CHICAGO – Credit union executives are strongly questioning whether they will reinvest in the corporate credit union system and many are exploring alternatives for investments, check processing and other services, as NCUA mulls over the fate of the corporates.
“The board and I are not thrilled about reinvesting,” Janet Cowell, president of Parson FCU, told Credit Union Journal during NAFCU’s 43rd Annual Conference. “We are looking at alternatives.”
The president of the $240 million Pasadena, Calif., credit union said it is already outsourcing its check processing to the Fed and that is working fine. “We are also looking at going to the Fed for full check clearing,” she added. “I know we will have to piece together a solution to not using the corporates, if that is what we eventually decide to do. For example, I do not think the Fed offers a full line of credit.”

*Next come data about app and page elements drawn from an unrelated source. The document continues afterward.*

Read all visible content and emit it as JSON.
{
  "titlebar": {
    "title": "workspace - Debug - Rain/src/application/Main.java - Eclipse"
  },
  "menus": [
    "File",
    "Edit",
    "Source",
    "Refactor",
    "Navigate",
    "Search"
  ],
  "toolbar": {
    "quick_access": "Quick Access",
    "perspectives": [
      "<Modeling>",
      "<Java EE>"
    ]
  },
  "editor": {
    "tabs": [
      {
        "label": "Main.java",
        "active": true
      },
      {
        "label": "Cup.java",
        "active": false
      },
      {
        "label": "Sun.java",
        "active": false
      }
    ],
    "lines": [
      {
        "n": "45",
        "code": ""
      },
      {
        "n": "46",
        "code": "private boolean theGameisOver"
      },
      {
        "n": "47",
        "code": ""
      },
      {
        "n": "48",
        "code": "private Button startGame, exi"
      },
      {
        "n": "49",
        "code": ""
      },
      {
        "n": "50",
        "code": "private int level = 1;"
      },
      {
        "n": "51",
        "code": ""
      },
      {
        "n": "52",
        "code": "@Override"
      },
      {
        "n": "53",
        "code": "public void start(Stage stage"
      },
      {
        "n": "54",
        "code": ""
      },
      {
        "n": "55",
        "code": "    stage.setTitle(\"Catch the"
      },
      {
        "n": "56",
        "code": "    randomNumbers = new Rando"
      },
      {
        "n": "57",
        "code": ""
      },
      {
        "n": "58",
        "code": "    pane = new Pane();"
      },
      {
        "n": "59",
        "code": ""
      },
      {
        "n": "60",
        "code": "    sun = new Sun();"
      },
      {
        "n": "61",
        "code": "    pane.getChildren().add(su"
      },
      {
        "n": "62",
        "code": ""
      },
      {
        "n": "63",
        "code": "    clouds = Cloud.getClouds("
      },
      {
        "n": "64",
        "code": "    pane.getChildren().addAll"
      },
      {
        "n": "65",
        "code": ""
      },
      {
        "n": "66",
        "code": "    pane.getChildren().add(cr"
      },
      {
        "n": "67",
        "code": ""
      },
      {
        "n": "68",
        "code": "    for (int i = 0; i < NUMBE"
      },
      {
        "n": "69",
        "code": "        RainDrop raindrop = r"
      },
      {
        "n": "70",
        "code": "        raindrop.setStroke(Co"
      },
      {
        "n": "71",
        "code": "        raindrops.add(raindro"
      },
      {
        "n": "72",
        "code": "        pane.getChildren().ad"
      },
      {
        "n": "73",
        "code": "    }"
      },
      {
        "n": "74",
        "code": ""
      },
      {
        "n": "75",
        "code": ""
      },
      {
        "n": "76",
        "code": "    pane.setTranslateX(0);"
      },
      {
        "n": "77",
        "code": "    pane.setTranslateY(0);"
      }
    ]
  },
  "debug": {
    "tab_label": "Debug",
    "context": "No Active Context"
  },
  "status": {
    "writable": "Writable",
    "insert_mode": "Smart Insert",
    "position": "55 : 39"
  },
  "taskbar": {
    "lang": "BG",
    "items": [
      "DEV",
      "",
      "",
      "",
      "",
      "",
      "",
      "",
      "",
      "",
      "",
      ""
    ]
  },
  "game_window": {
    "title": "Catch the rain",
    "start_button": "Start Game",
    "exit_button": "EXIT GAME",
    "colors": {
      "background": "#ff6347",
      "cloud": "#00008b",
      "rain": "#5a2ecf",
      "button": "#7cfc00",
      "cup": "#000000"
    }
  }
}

The opinions here reflect a growing consensus among credit union executives who have already lost more than $3 billion of capital in their corporates and paid NCUA $1.4 billion to pay the first two of a projected seven or more annual charges to fund the corporate bailout. A growing number of corporates, already wounded by the loss of the capital in U.S. Central FCU and expanding investment losses, are also reporting increasing notices of capital withdrawals by members.
Debra Schwartz, president of San Diego’s Mission FCU, one of the more than 1,000 credit unions that lost money from the failure of WesCorp FCU, questioned whether her $2.1 billion credit union will participate in a recap of the corporate system. She said she is not “anxious to go in front of her board and say, ‘How about a few million more?’ I am going to have to have a compelling business case to make that happen,” Schwartz said. “We use the payment systems and investments of the corporates [WesCorp], but taking a few million in losses makes it hard. We are certainly keeping our options open.”
Finance Center FCU in Indianapolis, which lost $1.5 million of its Members United Corporate FCU capital, is taking a hard look at reinvesting with the corporates, admitted Kevin Ryan, president of the $400 million credit union. “It’s a sizeable decision to get back in business partnership with an organization in which you had a bad investment.”
Nonetheless, Ryan believes recapitalizing the corporates is something that has to be done “The strength of the credit union system is staying together.” Ryan said his credit union is considering partnering with Corporate One FCU, instead. “They have proven to be very strong throughout all the problems,” Ryan added.